Data below:

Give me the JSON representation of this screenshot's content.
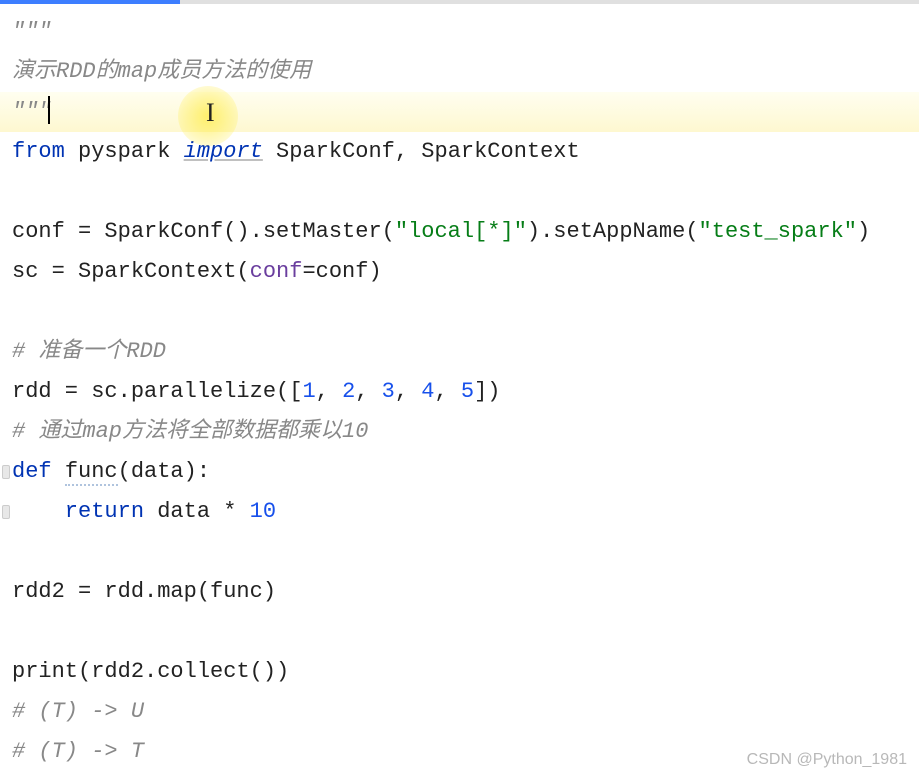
{
  "code": {
    "line1": "\"\"\"",
    "line2_pre": "演示",
    "line2_rdd": "RDD",
    "line2_de": "的",
    "line2_map": "map",
    "line2_post": "成员方法的使用",
    "line3": "\"\"\"",
    "line4_from": "from",
    "line4_pyspark": " pyspark ",
    "line4_import": "import",
    "line4_rest": " SparkConf, SparkContext",
    "line6_left": "conf = SparkConf().setMaster(",
    "line6_str1": "\"local[*]\"",
    "line6_mid": ").setAppName(",
    "line6_str2": "\"test_spark\"",
    "line6_right": ")",
    "line7_left": "sc = SparkContext(",
    "line7_param": "conf",
    "line7_rest": "=conf)",
    "line9_comment": "# 准备一个RDD",
    "line10_left": "rdd = sc.parallelize([",
    "line10_n1": "1",
    "line10_c1": ", ",
    "line10_n2": "2",
    "line10_c2": ", ",
    "line10_n3": "3",
    "line10_c3": ", ",
    "line10_n4": "4",
    "line10_c4": ", ",
    "line10_n5": "5",
    "line10_right": "])",
    "line11_comment": "# 通过map方法将全部数据都乘以10",
    "line12_def": "def ",
    "line12_func": "func",
    "line12_params": "(data):",
    "line13_return": "    return ",
    "line13_expr": "data * ",
    "line13_num": "10",
    "line15": "rdd2 = rdd.map(func)",
    "line17_print": "print",
    "line17_rest": "(rdd2.collect())",
    "line18": "# (T) -> U",
    "line19": "# (T) -> T"
  },
  "watermark": "CSDN @Python_1981"
}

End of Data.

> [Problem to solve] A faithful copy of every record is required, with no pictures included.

> [Solution to this exercise]
Give me the JSON representation of this screenshot's content.
{
  "code": {
    "line1": "\"\"\"",
    "line2_pre": "演示",
    "line2_rdd": "RDD",
    "line2_de": "的",
    "line2_map": "map",
    "line2_post": "成员方法的使用",
    "line3": "\"\"\"",
    "line4_from": "from",
    "line4_pyspark": " pyspark ",
    "line4_import": "import",
    "line4_rest": " SparkConf, SparkContext",
    "line6_left": "conf = SparkConf().setMaster(",
    "line6_str1": "\"local[*]\"",
    "line6_mid": ").setAppName(",
    "line6_str2": "\"test_spark\"",
    "line6_right": ")",
    "line7_left": "sc = SparkContext(",
    "line7_param": "conf",
    "line7_rest": "=conf)",
    "line9_comment": "# 准备一个RDD",
    "line10_left": "rdd = sc.parallelize([",
    "line10_n1": "1",
    "line10_c1": ", ",
    "line10_n2": "2",
    "line10_c2": ", ",
    "line10_n3": "3",
    "line10_c3": ", ",
    "line10_n4": "4",
    "line10_c4": ", ",
    "line10_n5": "5",
    "line10_right": "])",
    "line11_comment": "# 通过map方法将全部数据都乘以10",
    "line12_def": "def ",
    "line12_func": "func",
    "line12_params": "(data):",
    "line13_return": "    return ",
    "line13_expr": "data * ",
    "line13_num": "10",
    "line15": "rdd2 = rdd.map(func)",
    "line17_print": "print",
    "line17_rest": "(rdd2.collect())",
    "line18": "# (T) -> U",
    "line19": "# (T) -> T"
  },
  "watermark": "CSDN @Python_1981"
}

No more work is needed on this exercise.